“It’s so important to be human to each other. There’s been far too much stepping over each other rather than lending a hand…it’s a time to look over your shoulder and see who’s behind you that needs a hand.”
From food to hair…the spotlight has been on hairdressers in the last week.
Julie Okely owns Dilkara Hair. Her home salon is located in Bonner, Canberra. She has made the decision to close her doors for business, and like many, she’s not sure when she’ll be able to reopen.
As a mum of two and a sole trader, Julie, for the first time ever in a 30-year hairdressing career has had to seek government assistance.
“I’ve been self-employed since I was 17, owning multiple salons, but this is the first time the pathway of my career has been taken out of my control and I’ve been told there is a threat to me working in my environment.
On the plus side Julie creates her own hair care products. Her Dilkara Essence of Australia products are available online. And she too has engaged in some innovative thinking to help her clients through this time.
Julie has created personal home colouring kits to allow her clients to treat their hair at home while she is closed and is assisting them through the process online—a move which has been welcomed by her clients.
“They feel so grateful that someone is supporting them and that they’re not being overlooked.”
Photographers have also been hit hard by the new social distancing and public gatherings regulations.
Tracy Hebden is owner of Tracy Lee Photography in Canberra. Sadly there have been many wedding and corporate photographic sessions cancelled. However, Tracy is determined to ensure she can still use her skills and build social capital and connection during this difficult time.

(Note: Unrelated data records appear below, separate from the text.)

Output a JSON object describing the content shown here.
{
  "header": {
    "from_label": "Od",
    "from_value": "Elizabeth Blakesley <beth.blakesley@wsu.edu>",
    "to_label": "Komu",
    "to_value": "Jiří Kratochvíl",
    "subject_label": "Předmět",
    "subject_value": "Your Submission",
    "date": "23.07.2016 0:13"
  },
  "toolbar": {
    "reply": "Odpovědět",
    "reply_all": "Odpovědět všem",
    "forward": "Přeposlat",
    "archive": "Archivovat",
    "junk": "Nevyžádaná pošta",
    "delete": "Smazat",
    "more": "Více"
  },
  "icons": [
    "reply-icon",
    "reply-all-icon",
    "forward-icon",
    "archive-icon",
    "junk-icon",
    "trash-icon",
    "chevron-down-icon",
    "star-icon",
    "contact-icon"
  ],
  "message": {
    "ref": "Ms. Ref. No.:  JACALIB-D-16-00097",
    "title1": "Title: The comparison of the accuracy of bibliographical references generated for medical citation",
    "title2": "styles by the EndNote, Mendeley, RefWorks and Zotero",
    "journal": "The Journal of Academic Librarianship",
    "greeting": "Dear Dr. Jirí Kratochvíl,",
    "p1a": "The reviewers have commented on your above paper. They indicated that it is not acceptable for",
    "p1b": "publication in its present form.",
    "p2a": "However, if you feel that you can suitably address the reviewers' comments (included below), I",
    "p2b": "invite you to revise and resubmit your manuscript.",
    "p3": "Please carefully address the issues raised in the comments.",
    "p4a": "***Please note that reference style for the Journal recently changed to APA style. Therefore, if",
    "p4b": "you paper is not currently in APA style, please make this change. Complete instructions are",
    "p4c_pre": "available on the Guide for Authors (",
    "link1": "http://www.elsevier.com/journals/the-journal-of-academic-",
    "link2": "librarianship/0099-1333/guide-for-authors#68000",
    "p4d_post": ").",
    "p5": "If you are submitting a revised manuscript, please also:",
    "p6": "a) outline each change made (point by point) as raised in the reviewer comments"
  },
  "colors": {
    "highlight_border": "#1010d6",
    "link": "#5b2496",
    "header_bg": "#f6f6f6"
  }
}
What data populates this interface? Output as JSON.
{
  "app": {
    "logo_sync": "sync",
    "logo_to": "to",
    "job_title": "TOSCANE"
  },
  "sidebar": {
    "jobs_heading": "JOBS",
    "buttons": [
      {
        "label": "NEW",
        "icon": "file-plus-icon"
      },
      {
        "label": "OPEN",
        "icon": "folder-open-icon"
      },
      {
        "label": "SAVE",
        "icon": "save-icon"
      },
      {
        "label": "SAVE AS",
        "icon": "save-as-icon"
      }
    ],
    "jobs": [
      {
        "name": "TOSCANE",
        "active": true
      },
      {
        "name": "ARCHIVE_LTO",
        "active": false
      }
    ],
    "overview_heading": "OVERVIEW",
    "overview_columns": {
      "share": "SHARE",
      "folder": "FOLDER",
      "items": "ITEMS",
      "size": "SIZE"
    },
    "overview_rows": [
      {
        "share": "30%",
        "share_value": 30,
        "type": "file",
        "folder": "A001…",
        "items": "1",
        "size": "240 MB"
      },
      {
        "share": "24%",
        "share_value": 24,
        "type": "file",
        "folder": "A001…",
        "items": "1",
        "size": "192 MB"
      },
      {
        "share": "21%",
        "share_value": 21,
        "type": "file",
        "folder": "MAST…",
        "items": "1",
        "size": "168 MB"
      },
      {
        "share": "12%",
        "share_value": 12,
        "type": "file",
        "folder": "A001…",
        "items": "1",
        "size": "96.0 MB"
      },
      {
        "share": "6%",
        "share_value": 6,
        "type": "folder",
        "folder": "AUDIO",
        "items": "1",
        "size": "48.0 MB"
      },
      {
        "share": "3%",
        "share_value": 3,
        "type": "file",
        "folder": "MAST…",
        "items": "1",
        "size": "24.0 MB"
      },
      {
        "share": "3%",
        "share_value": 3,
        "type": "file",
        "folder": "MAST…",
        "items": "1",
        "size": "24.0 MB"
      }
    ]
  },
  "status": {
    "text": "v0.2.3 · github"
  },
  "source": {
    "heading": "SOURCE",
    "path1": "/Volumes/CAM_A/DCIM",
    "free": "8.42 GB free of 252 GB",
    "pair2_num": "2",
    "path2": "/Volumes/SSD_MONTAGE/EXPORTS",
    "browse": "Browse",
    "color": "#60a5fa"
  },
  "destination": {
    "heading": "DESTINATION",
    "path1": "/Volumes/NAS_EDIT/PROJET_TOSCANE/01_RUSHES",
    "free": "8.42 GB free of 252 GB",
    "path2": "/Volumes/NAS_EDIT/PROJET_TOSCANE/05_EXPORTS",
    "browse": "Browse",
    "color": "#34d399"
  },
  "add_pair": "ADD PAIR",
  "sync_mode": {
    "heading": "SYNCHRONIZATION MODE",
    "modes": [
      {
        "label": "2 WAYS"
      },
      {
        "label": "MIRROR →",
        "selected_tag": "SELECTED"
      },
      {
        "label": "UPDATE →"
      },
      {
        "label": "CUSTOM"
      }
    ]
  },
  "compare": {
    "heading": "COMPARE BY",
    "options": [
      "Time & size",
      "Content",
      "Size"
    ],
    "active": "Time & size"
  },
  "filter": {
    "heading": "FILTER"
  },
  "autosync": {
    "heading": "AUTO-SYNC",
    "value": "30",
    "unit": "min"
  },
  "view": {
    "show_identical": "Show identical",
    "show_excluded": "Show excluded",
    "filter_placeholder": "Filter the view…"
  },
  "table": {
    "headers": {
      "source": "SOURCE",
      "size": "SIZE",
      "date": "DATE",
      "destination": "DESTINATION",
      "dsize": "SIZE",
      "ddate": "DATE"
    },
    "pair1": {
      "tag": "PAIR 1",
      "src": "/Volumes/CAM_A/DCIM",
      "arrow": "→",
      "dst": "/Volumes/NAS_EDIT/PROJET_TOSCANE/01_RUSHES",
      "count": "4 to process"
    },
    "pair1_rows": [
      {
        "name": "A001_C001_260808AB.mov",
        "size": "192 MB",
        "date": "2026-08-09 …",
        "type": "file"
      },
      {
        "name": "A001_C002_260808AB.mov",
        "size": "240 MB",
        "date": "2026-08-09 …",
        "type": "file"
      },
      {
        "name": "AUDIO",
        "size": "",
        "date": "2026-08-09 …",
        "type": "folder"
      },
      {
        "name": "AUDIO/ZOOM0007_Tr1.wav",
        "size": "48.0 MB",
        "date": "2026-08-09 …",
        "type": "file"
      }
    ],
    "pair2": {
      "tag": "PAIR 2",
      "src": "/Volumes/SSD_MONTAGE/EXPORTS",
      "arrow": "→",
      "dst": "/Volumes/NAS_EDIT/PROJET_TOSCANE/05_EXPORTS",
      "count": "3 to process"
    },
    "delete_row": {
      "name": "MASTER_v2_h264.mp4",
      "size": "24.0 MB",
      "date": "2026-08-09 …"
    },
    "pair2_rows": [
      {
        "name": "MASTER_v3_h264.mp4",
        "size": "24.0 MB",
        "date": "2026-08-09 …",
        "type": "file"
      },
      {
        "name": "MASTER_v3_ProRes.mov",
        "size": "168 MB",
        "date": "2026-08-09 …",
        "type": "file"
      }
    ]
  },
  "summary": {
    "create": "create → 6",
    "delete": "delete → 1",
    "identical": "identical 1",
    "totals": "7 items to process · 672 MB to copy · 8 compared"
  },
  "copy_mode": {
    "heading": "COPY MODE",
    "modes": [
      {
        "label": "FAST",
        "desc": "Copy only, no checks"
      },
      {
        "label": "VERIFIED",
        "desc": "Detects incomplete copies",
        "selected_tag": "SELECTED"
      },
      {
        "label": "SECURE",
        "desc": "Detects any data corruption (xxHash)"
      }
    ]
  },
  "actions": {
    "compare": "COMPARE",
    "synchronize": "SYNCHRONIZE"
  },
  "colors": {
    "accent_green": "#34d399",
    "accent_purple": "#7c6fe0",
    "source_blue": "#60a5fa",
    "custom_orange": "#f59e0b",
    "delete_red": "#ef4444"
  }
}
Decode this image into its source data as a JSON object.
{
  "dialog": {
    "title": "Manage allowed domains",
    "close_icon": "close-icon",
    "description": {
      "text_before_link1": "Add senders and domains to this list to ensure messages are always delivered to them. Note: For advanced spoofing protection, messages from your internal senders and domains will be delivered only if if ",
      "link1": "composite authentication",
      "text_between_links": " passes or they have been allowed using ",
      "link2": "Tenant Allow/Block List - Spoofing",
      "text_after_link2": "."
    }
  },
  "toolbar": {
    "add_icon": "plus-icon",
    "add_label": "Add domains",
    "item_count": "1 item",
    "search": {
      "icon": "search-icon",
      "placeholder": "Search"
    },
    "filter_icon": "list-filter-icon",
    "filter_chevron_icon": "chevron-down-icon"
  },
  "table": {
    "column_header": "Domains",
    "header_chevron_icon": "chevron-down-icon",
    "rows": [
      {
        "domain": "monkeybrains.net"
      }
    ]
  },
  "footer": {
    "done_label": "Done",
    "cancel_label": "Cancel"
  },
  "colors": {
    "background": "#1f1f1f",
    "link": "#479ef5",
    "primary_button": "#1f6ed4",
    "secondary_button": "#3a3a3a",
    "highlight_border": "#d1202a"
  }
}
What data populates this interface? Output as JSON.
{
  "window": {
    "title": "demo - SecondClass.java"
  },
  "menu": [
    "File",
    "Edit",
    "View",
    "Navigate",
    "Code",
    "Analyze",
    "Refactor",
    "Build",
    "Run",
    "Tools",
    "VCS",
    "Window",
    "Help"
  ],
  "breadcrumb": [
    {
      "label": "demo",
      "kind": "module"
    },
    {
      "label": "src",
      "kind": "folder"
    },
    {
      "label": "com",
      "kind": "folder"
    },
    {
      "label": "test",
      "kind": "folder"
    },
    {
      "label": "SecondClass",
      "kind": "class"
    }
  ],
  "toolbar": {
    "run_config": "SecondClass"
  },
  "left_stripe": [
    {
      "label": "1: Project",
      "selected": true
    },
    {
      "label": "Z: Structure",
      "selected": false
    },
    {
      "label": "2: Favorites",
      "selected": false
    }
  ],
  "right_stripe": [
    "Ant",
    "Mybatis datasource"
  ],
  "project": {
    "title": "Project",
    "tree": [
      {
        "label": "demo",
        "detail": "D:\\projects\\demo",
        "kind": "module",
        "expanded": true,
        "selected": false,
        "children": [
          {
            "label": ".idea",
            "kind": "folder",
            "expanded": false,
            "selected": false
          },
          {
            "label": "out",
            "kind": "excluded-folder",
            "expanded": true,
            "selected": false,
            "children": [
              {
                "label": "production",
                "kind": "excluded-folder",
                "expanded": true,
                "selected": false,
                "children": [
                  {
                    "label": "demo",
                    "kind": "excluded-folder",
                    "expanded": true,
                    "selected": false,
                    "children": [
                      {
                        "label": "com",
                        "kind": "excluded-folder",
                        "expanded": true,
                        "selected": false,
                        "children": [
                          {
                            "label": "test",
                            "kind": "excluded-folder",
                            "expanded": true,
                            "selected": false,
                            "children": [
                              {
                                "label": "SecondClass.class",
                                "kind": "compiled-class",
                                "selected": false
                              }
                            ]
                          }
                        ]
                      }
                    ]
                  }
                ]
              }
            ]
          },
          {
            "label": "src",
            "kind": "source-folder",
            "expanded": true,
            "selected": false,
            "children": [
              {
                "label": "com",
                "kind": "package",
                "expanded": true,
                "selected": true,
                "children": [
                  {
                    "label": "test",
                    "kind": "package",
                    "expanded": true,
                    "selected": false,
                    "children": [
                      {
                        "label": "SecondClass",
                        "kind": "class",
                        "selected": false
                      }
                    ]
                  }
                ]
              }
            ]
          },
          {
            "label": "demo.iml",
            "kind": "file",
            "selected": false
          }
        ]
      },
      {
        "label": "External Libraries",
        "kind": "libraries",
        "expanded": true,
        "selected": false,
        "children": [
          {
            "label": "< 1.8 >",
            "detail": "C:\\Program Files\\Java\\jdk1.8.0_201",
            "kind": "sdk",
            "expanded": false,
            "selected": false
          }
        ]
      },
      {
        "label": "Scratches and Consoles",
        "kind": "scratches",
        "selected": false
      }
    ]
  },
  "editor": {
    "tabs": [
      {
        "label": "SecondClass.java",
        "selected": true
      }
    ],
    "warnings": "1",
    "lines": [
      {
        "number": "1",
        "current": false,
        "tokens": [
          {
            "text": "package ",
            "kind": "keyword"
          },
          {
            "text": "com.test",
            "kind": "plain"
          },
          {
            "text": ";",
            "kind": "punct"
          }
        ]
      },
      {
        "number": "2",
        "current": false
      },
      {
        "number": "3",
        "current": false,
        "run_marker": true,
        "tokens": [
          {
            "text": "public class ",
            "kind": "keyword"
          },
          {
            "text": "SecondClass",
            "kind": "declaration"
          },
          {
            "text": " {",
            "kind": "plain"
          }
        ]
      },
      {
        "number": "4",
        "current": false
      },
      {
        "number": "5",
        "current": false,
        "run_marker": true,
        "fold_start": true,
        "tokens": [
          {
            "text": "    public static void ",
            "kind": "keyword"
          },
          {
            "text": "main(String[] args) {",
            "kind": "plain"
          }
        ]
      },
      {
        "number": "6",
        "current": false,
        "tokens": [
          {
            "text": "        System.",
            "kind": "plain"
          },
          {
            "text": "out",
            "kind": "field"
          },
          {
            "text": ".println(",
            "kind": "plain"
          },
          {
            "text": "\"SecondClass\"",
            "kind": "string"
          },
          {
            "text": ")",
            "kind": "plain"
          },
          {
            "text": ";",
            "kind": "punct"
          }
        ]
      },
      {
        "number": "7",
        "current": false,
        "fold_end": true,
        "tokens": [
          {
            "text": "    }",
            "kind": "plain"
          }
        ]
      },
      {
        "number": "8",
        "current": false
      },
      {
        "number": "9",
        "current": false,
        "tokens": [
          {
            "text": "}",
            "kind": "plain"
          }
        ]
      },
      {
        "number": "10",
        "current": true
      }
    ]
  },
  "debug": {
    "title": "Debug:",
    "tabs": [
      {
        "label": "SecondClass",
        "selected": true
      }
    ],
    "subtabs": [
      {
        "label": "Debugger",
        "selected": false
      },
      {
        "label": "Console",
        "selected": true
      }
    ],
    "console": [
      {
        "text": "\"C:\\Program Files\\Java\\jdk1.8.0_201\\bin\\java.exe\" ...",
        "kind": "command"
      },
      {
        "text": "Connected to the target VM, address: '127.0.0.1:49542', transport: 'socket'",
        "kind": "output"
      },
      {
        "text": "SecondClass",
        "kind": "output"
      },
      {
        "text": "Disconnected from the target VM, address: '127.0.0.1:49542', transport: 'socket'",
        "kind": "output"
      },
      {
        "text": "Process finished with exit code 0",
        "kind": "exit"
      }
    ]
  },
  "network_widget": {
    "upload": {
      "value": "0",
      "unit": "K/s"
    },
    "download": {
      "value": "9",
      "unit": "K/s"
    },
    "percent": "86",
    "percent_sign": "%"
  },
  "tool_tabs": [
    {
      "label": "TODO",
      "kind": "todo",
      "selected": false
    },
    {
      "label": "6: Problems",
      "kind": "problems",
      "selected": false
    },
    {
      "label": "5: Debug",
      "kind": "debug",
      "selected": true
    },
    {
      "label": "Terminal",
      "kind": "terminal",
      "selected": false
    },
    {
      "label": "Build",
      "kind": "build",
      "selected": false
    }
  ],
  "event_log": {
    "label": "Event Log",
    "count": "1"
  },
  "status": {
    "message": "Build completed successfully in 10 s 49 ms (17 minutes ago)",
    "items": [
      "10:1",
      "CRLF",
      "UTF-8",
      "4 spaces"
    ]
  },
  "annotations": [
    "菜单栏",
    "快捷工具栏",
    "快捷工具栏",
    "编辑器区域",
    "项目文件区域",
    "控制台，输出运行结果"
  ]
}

Inspired by the work of Lithuanian photographer, she is taking to the streets on her bicycle and has invited clients to have window photos taken. Those being photographed are inside their home while Tracy captures the moment from outside.
With a beautiful heart, Tracy is offering these sessions free of charge simply wanting to offer families the opportunity to capture a memory…however, she admits the concept of an exhibit or photo book is a possibility.
“I think we’ll get some really good stories out of this as well. I’ll be asking for a little bit of feedback on how it felt, what it was like getting ready for it, what they did before and after their shoot. It will be a snapshot of this time, even if they just stick on the fridge, they can say ‘remember that time we were stuck at home’.”
So while there are hundreds of businesses and their employees in a world of financial pain right now, there are also some inspiring stories of how some are innovating to keep their dreams alive.
The moral to the current story is that your local business needs you and your community needs them. #loveyourlocal and help them through these unprecedented times.
*Specialists in Communications is conducting interviews with local business to tell their stories and assist them through this period. To discover more visit the #loveyourlocal page on the Specialists in Communications website.